CUPE BC is proud to not only support this year’s conference as a platinum sponsor, which includes facilitating a conference session, having a booth at the trade show and addressing conference participants at the closing plenary, but also to support CUPE BC library committee members attending the conference.

“We are very proud of the genuine partnership CUPE has with the BC Library Association,” says CUPE BC General Vice President and library committee chair Karen Ranalletta. “CUPE’s participation in BCLA allows us to further advocate for issues near and dear to our members’ hearts and it’s extremely encouraging to see more CUPE members than ever attend and contribute to the content of BCLA’s annual conference. Attending this conference is the best reminder of the incredible work CUPE library workers do in their communities all across the province.”

Ranalletta says that this year the committee decided to focus their conference session around library workers as natural champions of democracy – exploring how library workers are inherent champions for democracy, equity, diversity, access to information and literacy.

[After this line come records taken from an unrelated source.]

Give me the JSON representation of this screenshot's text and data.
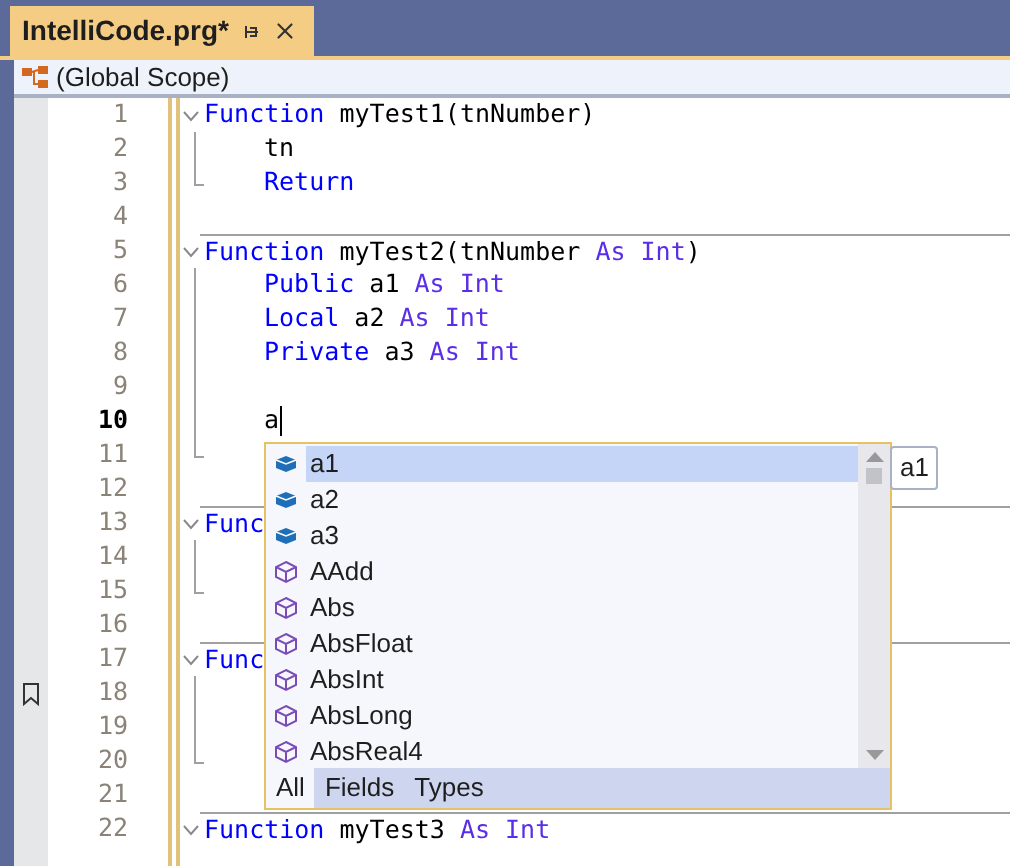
{
  "tab": {
    "title": "IntelliCode.prg*",
    "selected": true
  },
  "scope": {
    "label": "(Global Scope)"
  },
  "lines": [
    {
      "number": "1",
      "kind": "header",
      "separator": false,
      "tokens": [
        {
          "text": "Function",
          "kind": "keyword"
        },
        {
          "text": " myTest1(tnNumber)",
          "kind": "plain"
        }
      ]
    },
    {
      "number": "2",
      "kind": "body",
      "separator": false,
      "indent": true,
      "tokens": [
        {
          "text": "tn",
          "kind": "plain"
        }
      ]
    },
    {
      "number": "3",
      "kind": "end",
      "separator": false,
      "indent": true,
      "tokens": [
        {
          "text": "Return",
          "kind": "keyword"
        }
      ]
    },
    {
      "number": "4",
      "kind": "plain",
      "separator": false
    },
    {
      "number": "5",
      "kind": "header",
      "separator": true,
      "tokens": [
        {
          "text": "Function",
          "kind": "keyword"
        },
        {
          "text": " myTest2(tnNumber ",
          "kind": "plain"
        },
        {
          "text": "As Int",
          "kind": "type"
        },
        {
          "text": ")",
          "kind": "plain"
        }
      ]
    },
    {
      "number": "6",
      "kind": "body",
      "separator": false,
      "indent": true,
      "tokens": [
        {
          "text": "Public",
          "kind": "keyword"
        },
        {
          "text": " a1 ",
          "kind": "plain"
        },
        {
          "text": "As Int",
          "kind": "type"
        }
      ]
    },
    {
      "number": "7",
      "kind": "body",
      "separator": false,
      "indent": true,
      "tokens": [
        {
          "text": "Local",
          "kind": "keyword"
        },
        {
          "text": " a2 ",
          "kind": "plain"
        },
        {
          "text": "As Int",
          "kind": "type"
        }
      ]
    },
    {
      "number": "8",
      "kind": "body",
      "separator": false,
      "indent": true,
      "tokens": [
        {
          "text": "Private",
          "kind": "keyword"
        },
        {
          "text": " a3 ",
          "kind": "plain"
        },
        {
          "text": "As Int",
          "kind": "type"
        }
      ]
    },
    {
      "number": "9",
      "kind": "body",
      "separator": false
    },
    {
      "number": "10",
      "kind": "body",
      "separator": false,
      "current": true,
      "indent": true,
      "tokens": [
        {
          "text": "a",
          "kind": "plain"
        }
      ]
    },
    {
      "number": "11",
      "kind": "end",
      "separator": false
    },
    {
      "number": "12",
      "kind": "plain",
      "separator": false
    },
    {
      "number": "13",
      "kind": "header",
      "separator": true,
      "tokens": [
        {
          "text": "Func",
          "kind": "keyword"
        }
      ]
    },
    {
      "number": "14",
      "kind": "body",
      "separator": false
    },
    {
      "number": "15",
      "kind": "end",
      "separator": false
    },
    {
      "number": "16",
      "kind": "plain",
      "separator": false
    },
    {
      "number": "17",
      "kind": "header",
      "separator": true,
      "tokens": [
        {
          "text": "Func",
          "kind": "keyword"
        }
      ]
    },
    {
      "number": "18",
      "kind": "body",
      "separator": false,
      "bookmark": true
    },
    {
      "number": "19",
      "kind": "body",
      "separator": false
    },
    {
      "number": "20",
      "kind": "end",
      "separator": false
    },
    {
      "number": "21",
      "kind": "plain",
      "separator": false
    },
    {
      "number": "22",
      "kind": "header",
      "separator": true,
      "tokens": [
        {
          "text": "Function",
          "kind": "keyword"
        },
        {
          "text": " myTest3 ",
          "kind": "plain"
        },
        {
          "text": "As Int",
          "kind": "type"
        }
      ]
    }
  ],
  "completion": {
    "items": [
      {
        "label": "a1",
        "kind": "variable",
        "selected": true
      },
      {
        "label": "a2",
        "kind": "variable",
        "selected": false
      },
      {
        "label": "a3",
        "kind": "variable",
        "selected": false
      },
      {
        "label": "AAdd",
        "kind": "function",
        "selected": false
      },
      {
        "label": "Abs",
        "kind": "function",
        "selected": false
      },
      {
        "label": "AbsFloat",
        "kind": "function",
        "selected": false
      },
      {
        "label": "AbsInt",
        "kind": "function",
        "selected": false
      },
      {
        "label": "AbsLong",
        "kind": "function",
        "selected": false
      },
      {
        "label": "AbsReal4",
        "kind": "function",
        "selected": false
      }
    ],
    "filters": [
      {
        "label": "All",
        "selected": true
      },
      {
        "label": "Fields",
        "selected": false
      },
      {
        "label": "Types",
        "selected": false
      }
    ],
    "tooltip": "a1"
  }
}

The session started with a panel discussion hosted by three CUPE library workers, Kathy Boyce (CUPE 23), Marc Comeau (CUPE 401), and Fiona Brady-Lenfesty (CUPE 3338), who shared their experiences as advocates for their community organizations and suggested ways library workers and allies can strengthen the understanding of library services in our communities as natural champions for democracy.

Following the panel discussion there was an interactive dialogue by session participants where everyone got a change to learn about the interesting work their colleagues do in their communities as well as a chance to discuss what library workers and community allies can do to advocate for things we value most.

Key themes emerging from those discussions included:

  • Ensuring that libraries are a place where patrons feel safe and included.
  • The need for libraries to be inclusive and to continue to break down barriers for all users.
  • Library workers empowering others to advocate passionately for themselves.
  • Outreach outside of traditional library spaces, and going to users so they have the skills and information they need to effectively navigate libraries.
  • The important mandate libraries and library workers have to continue to allow access to information to all. 

Tiaré Lani Kela Jung from Drawing Change was also in attendance to provide live visual notetaking of the discussion so delegates could take away a visual summary of the session.

This year several CUPE members also took home BCLA awards and facilitated conference sessions. Kyla Epstein, CUPE 1004 member and chair of the Vancouver Public Library Board, was the recipient of the BCLTA’s 2018 Super Trustee award, and Dr. Tess Prendergrast, CUPE 391 member, was the recipient of BCLA’s Young Adults and Children’s Services award.

Sarah Bjorknas from CUPE 23 presented at What Labour wants, What Management Wants, and Fatima Ferriera and Delia Felipescu from CUPE 410 presented at BEcoming the Village: GVPL and the Victoria Native Friendship Centre and the Community Inspired Approach to Reconciliation.

You can learn more about the CUPE BC library committee here. You will also find the committee’s recommend reading and film lists and the library sector health and safety survey report at that link.

If you are a library worker and interested in becoming a CUPE member get in touch with us here.